Another bill that has received significant attention is S. 1209, a proposal by Senators Mark Warner (D-VA) and Joe Manchin (D-WV) to authorize a “Race to the Top” among the states. It would authorize $200 million for states to increase “energy productivity.” Up to 25 states would share in a first round of approximately $60 million; with the larger amount of about $120 million going to as many as six states depending on how much progress they made in the first 18 months. Small amounts are set aside for Department of Energy administration and for a comparable tribal program. The program would be expected to focus on energy efficiency and utility policy changes, among other options. Again, don’t spend it yet! This is an authorization bill – not an appropriation.
Other relevant legislation for the states includes S. 1200, a proposal from Senators Bernie Sanders (I-VT) and Ron Wyden (D-OR), which would create the “Residential Energy Savings Act of 2013”. The bill would provide loans to states which in turn would provide funds to homeowners for residential energy efficiency. Senator Al Franken (D-MN) is proposing legislation to promote combined heat and power and district heating and cooling. Senators Collins and Mark Udall (D-CO) and are pushing for school energy-efficiency programs.

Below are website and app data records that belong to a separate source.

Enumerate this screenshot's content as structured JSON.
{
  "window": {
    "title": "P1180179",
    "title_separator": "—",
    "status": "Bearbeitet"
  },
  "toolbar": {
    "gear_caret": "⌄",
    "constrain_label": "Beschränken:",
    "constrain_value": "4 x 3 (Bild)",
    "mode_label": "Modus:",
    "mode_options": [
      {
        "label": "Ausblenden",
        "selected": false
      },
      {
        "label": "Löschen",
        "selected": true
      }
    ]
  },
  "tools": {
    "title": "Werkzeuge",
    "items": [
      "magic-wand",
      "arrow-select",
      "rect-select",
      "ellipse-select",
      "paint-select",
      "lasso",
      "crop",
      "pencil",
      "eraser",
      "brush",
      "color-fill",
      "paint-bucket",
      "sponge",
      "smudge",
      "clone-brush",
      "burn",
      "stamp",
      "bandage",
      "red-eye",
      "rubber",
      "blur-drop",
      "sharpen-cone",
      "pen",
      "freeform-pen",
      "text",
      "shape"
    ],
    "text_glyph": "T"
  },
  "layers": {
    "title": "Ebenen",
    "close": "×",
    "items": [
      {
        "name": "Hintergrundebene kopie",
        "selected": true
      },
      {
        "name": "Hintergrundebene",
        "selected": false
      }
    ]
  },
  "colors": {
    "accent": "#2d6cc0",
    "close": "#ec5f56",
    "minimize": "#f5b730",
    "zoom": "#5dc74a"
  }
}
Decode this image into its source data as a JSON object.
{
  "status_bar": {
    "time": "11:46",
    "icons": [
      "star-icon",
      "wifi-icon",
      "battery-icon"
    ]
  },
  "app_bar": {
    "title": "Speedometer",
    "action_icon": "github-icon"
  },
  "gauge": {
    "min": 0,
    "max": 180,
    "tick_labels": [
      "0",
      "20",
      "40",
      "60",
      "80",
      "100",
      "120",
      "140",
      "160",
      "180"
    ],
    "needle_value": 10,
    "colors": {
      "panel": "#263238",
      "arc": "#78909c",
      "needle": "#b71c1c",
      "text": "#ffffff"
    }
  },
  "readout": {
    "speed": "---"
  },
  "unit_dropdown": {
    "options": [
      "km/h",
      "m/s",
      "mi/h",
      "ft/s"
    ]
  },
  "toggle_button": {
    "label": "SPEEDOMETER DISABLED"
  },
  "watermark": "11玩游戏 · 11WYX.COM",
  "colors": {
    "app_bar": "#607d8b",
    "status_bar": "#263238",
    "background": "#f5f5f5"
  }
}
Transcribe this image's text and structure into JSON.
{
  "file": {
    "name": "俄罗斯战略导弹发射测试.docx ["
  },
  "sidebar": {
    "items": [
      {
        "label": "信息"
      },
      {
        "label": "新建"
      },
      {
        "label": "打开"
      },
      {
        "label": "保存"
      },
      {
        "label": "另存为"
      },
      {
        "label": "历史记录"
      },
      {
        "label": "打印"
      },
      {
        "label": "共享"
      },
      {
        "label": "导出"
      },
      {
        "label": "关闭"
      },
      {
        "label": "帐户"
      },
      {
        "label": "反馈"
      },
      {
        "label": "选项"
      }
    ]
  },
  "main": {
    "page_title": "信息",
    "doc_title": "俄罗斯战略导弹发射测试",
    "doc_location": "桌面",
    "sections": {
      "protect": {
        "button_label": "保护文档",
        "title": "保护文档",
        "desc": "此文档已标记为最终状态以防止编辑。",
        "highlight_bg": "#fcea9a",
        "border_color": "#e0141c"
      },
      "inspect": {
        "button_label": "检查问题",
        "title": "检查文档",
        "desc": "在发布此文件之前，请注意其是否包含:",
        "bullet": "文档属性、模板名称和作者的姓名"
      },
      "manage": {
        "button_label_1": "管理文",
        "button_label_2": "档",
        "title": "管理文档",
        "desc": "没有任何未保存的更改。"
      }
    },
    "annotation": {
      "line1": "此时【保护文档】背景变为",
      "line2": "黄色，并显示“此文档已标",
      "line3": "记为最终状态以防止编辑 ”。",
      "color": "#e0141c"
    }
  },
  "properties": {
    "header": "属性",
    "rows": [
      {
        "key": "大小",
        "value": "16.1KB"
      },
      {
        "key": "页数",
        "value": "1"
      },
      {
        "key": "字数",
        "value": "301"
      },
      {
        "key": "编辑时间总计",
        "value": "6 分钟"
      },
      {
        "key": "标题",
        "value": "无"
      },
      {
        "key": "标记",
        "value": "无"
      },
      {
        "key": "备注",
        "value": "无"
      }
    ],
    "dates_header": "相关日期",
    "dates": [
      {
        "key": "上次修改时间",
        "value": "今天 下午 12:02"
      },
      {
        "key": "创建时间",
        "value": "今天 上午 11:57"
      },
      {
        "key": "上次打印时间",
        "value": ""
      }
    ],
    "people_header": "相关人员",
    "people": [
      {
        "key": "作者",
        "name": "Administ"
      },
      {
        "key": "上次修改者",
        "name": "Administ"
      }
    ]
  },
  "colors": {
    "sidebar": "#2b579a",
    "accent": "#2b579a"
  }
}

Over at the House, bipartisanship on energy bills is not dead. Representative Peter Welch (D-VT) has been teaming with Representative David McKinley (R-WV) and Cory Gardner (R-CO) on a variety of bills. HR 2128, the Homes Act, by McKinley and Welch, would provide energy-efficiency rebates to homeowners. Another McKinley/Welch bill by is HR 2126, the Better Buildings Act, which would encourage landlords and tenants to work together to reduce energy costs. Senators Kelly Ayotte (R-NH) and Michael Bennet (D-CO) introduced a parallel bill in the Senate. Representative Paul Tonko (D-NY) continues to take the lead in pushing support for WAP and SEP.
Over at the Department of Energy, Secretary Ernest Moniz has been focusing on enhancing relations with state and local governments. His senior advisor, Melanie Kenderdine, is taking over an enhanced policy function at the department. She has been reaching out to state and local government. In another positive development, Assistant Secretary for Energy Efficiency and Renewable Energy Dave Danielson participated in a “summit” meeting with state energy officials on July 17. More to come on that.
At the time of writing, Congress has one week left in Washington before the August recess. When they come back in September, they will need to conclude a continuing resolution by September 30. Congress will also need to raise the debt limit in October or November. Tax reform and spending issues will also be on the front burner this fall. Chances for a grand bargain appear slim, but one never knows.
Jeff Genzer is the Vice-President of the law firm of Duncan, Weinberg, Genzer & Pembroke, P.C., where he has practiced energy and environmental law since 1985. Prior to work at the firm, he also worked at the National Governors Association as an energy lobbyist. Among other clients, he has represented the National Association of State Energy Officials, since it was formed in 1986.
Posted on: August 10th, 2013